Considers appeals (references) made by parents and young people against decisions of Education Authorities regarding the provision of educational support in Scotland.


The causes of deafness.

Alerting devices

Equipment which lets deaf people know when something is happening, using either light, vibration, sound or a combination. For example, there are alarm clocks which have a vibrating pad which can be put under the pillow or mattress, and a flashing light.  Other  items include doorbell alerters, smoke detectors, personal pagers, and telephone indicators, for example.

Amplification or amplify

Makes sounds louder

Amplified telephone

These telephones have a high volume setting, or a  telecoil in the handset which allows the user to switch their hearing instrument to "T" in order to hear the caller.  NDCS loans out amplified telephones through our Technology Test Drive

Annual Review

A yearly review meeting about a child's Statement of special educational needs or Coordinated Support Plan. The main purpose is to monitor your child's progress and to see if the Statement or Support Plan needs to be changed.

Anti-bullying policy

An official, agreed way of preventing and dealing with all forms of bullying. Headteachers must, by law, implement an anti-bullying policy. 


In relation to deafness, atresia is the absence of ear canal.  Microtia is frequently accompanied by atresia.


Reduces the level of sound heard through a stetoclip and allows you to listen to powerful hearing aids at a comfortable volume.


A chart on which some of your child's hearing test results will be written.  It shows you how loud a sound has to be, and at what frequency, before your child can hear it.  Sometimes separate charts will be used to show results for each ear. 

Audiologist or clinical scientist (audiology)

The audiologist or clinical scientist (audiology) is the person who carries out the hearing tests on your child.

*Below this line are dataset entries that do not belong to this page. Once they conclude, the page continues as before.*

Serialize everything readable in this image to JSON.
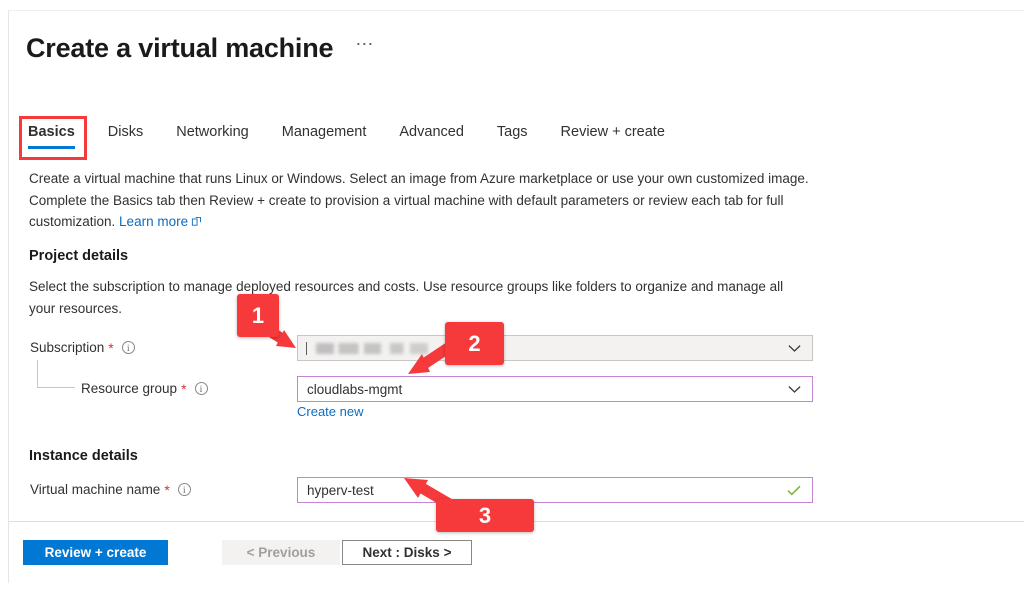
{
  "header": {
    "title": "Create a virtual machine",
    "more_label": "⋯"
  },
  "tabs": [
    {
      "label": "Basics",
      "active": true
    },
    {
      "label": "Disks",
      "active": false
    },
    {
      "label": "Networking",
      "active": false
    },
    {
      "label": "Management",
      "active": false
    },
    {
      "label": "Advanced",
      "active": false
    },
    {
      "label": "Tags",
      "active": false
    },
    {
      "label": "Review + create",
      "active": false
    }
  ],
  "description": {
    "text": "Create a virtual machine that runs Linux or Windows. Select an image from Azure marketplace or use your own customized image. Complete the Basics tab then Review + create to provision a virtual machine with default parameters or review each tab for full customization. ",
    "link_label": "Learn more"
  },
  "project_details": {
    "heading": "Project details",
    "description": "Select the subscription to manage deployed resources and costs. Use resource groups like folders to organize and manage all your resources.",
    "subscription": {
      "label": "Subscription",
      "required_mark": "*",
      "value": "",
      "redacted": true
    },
    "resource_group": {
      "label": "Resource group",
      "required_mark": "*",
      "value": "cloudlabs-mgmt",
      "create_new_label": "Create new"
    }
  },
  "instance_details": {
    "heading": "Instance details",
    "vm_name": {
      "label": "Virtual machine name",
      "required_mark": "*",
      "value": "hyperv-test",
      "valid": true
    }
  },
  "footer": {
    "review_create_label": "Review + create",
    "previous_label": "< Previous",
    "next_label": "Next : Disks >"
  },
  "annotations": [
    {
      "number": "1",
      "target": "subscription-field"
    },
    {
      "number": "2",
      "target": "resource-group-field"
    },
    {
      "number": "3",
      "target": "vm-name-field"
    }
  ],
  "colors": {
    "accent_blue": "#0078d4",
    "link_blue": "#0f6cbd",
    "annotation_red": "#f6393a",
    "required_red": "#d13438",
    "focus_purple": "#c286d4",
    "valid_green": "#7bb432"
  }
}
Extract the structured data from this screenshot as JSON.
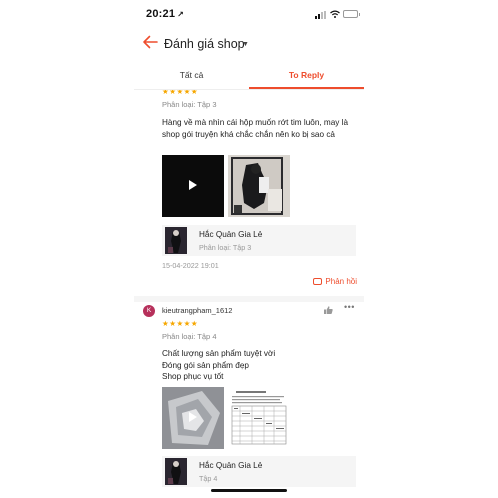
{
  "status_bar": {
    "time": "20:21",
    "location_glyph": "↗"
  },
  "header": {
    "title": "Đánh giá shop",
    "caret": "▼"
  },
  "tabs": [
    {
      "label": "Tất cả",
      "active": false
    },
    {
      "label": "To Reply",
      "active": true
    }
  ],
  "reviews": [
    {
      "stars": "★★★★★",
      "variant": "Phân loại: Tập 3",
      "text": "Hàng về mà nhìn cái hộp muốn rớt tim luôn, may là shop gói truyện khá chắc chắn nên ko bị sao cả",
      "product": {
        "name": "Hắc Quản Gia Lẻ",
        "variant": "Phân loại: Tập 3"
      },
      "date": "15-04-2022 19:01",
      "reply_label": "Phản hồi"
    },
    {
      "avatar_initial": "K",
      "username": "kieutrangpham_1612",
      "stars": "★★★★★",
      "variant": "Phân loại: Tập 4",
      "text": "Chất lượng sản phẩm tuyệt vời\nĐóng gói sản phẩm đẹp\nShop phục vụ tốt",
      "product": {
        "name": "Hắc Quản Gia Lẻ",
        "variant": "Tập 4"
      }
    }
  ],
  "colors": {
    "accent": "#ee4d2d",
    "star": "#f6a700",
    "avatar": "#b6305b"
  }
}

They will interpret the information given by the hearing tests to determine the level of deafness, and should tell you the options available. They also make  earmoulds,  fit hearing aids and review your child's progress with their hearing aids.     

Audiovestibular physician

An audiovestibular (or audiological) physician is a consultant doctor who specialises in the investigation, diagnosis, medical and rehabilitative management of hearing and balance disorders. 

Auditory Brainstem Response (ABR)

This hearing test measures whether sound is being sent from the cochlea through the auditory (hearing) nerve to the brain.  Three small sensors and a set of headphones will be placed on the child's head.  For an accurate result, the child must be very still and quiet throughout the test. 

Auditory Nerve

The auditory (or hearing) nerve carries signals from the cochlea to the brain where they are understood as sound.

Auditory Neuropathy Spectrum Disorder (ANSD)

These terms describe a particular type of hearing loss.  Sounds may be transmitted normally through the middle ear and the cochlea but then do not transmit normally from the cochlea, or along the auditory nerve.  This means that the sound heard is probably very distorted.

Auditory Processing Disorder (APD)

Difficulty with listening and making sense of sound, especially in environments with lots of background noise.  However hearing levels are usually normal.


One of the chromosomes that is the same in men and women – the majority of all our chromosomes except sex chromosomes.